"The surge has actually encouraged a fair percentage of the Shia population," he says. "Quietly, the Shia communities have begun to come over and are saying, 'We don't really like' " the various political-party-affiliated militias that have divided them. If the US doesn't seize this moment with the Shiite population, he adds, it risks being associated with the very same powerful militias it is trying to weaken.
Any push into Iraq's south would bring the US into closer confrontation with Iran, whose influence there has been growing.
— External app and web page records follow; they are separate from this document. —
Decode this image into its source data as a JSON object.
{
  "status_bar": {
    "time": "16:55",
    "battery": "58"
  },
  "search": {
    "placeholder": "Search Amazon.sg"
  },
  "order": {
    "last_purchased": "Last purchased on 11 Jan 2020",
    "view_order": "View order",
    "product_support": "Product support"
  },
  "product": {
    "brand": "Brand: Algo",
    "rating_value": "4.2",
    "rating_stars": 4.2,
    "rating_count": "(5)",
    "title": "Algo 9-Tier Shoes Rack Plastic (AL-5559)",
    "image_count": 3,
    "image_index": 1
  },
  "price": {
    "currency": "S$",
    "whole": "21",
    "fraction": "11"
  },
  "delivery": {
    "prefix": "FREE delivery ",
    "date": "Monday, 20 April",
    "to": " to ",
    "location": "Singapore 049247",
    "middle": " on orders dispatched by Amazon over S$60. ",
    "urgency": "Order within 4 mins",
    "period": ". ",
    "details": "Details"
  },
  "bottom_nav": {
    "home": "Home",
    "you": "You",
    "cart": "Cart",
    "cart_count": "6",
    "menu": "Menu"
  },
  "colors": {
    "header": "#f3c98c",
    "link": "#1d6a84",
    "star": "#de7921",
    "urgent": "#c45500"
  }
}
The US would do well, some analysts say, to address that issue in a larger regional context. "If you want peace in Iraq, if you want America to be able to have an exit strategy, the road goes through Tehran," says Ms. Yaphe, a former CIA Middle East analyst.
Still, say other analysts, the surge was intended to facilitate political reconciliation in Iraq, and it has not done that.
For example, some 90,000 Sunnis may now be armed to help fight against Al Qaeda in Iraq, but the Shiite-led government has not integrated most of them into the Iraqi security forces. That failure could turn around and bite both the Iraqis and the US, some experts say.
"If you are on the fence as a tribal sheikh ..., wondering if you want to join in on this movement, what the government has been doing in terms of who they are and aren't taking into the security personnel has not been encouraging," says Wayne White, a former Iraq expert with the State Department Policy Planning Staff, now with the Middle East Institute.
Some Iraq experts argue that political reconciliation is occurring, though more at the provincial than the national level and not according to US "benchmarks."
But others say the fine points of political reconciliation, whether it's happening and how fast, are increasingly beside the point in the US political context.
"The realistic timetable for [stabilizing Iraq] may be 10 years, but the political timetable is 10 months," says Ivo Daalder, a US foreign-policy specialist at the Brookings Institution. He doesn't expect to see a determined congressional effort this year to alter Iraq policy.
"The political debate will no longer be on the Hill," says Mr. Daalder, "but what you do in '09."